_Problem details_
When every entry has been read, print each one back exactly.

_Information provided_

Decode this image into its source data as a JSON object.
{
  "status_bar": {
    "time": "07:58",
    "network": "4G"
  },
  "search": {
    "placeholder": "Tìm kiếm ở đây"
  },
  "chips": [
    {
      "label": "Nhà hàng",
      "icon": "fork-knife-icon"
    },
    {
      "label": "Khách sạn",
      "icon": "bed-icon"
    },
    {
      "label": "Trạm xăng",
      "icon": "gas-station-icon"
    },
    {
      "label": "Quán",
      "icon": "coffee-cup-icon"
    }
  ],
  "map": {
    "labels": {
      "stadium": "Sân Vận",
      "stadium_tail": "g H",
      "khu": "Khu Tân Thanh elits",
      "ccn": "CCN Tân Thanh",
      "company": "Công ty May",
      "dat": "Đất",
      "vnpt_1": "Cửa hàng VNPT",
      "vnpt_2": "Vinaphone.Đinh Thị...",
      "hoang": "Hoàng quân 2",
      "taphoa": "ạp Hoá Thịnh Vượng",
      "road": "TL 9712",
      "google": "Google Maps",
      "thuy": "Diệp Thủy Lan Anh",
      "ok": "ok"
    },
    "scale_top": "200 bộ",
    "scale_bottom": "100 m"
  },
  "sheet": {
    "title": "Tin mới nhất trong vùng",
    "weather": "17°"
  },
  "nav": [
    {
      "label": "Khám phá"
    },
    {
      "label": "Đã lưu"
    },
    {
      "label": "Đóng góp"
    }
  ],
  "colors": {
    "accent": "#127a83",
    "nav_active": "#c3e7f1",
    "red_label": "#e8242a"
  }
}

_Answer box_
Decode this image into its source data as a JSON object.
{
  "status_bar": {
    "time": "07:58",
    "network": "4G"
  },
  "search": {
    "placeholder": "Tìm kiếm ở đây"
  },
  "chips": [
    {
      "label": "Nhà hàng",
      "icon": "fork-knife-icon"
    },
    {
      "label": "Khách sạn",
      "icon": "bed-icon"
    },
    {
      "label": "Trạm xăng",
      "icon": "gas-station-icon"
    },
    {
      "label": "Quán",
      "icon": "coffee-cup-icon"
    }
  ],
  "map": {
    "labels": {
      "stadium": "Sân Vận",
      "stadium_tail": "g H",
      "khu": "Khu Tân Thanh elits",
      "ccn": "CCN Tân Thanh",
      "company": "Công ty May",
      "dat": "Đất",
      "vnpt_1": "Cửa hàng VNPT",
      "vnpt_2": "Vinaphone.Đinh Thị...",
      "hoang": "Hoàng quân 2",
      "taphoa": "ạp Hoá Thịnh Vượng",
      "road": "TL 9712",
      "google": "Google Maps",
      "thuy": "Diệp Thủy Lan Anh",
      "ok": "ok"
    },
    "scale_top": "200 bộ",
    "scale_bottom": "100 m"
  },
  "sheet": {
    "title": "Tin mới nhất trong vùng",
    "weather": "17°"
  },
  "nav": [
    {
      "label": "Khám phá"
    },
    {
      "label": "Đã lưu"
    },
    {
      "label": "Đóng góp"
    }
  ],
  "colors": {
    "accent": "#127a83",
    "nav_active": "#c3e7f1",
    "red_label": "#e8242a"
  }
}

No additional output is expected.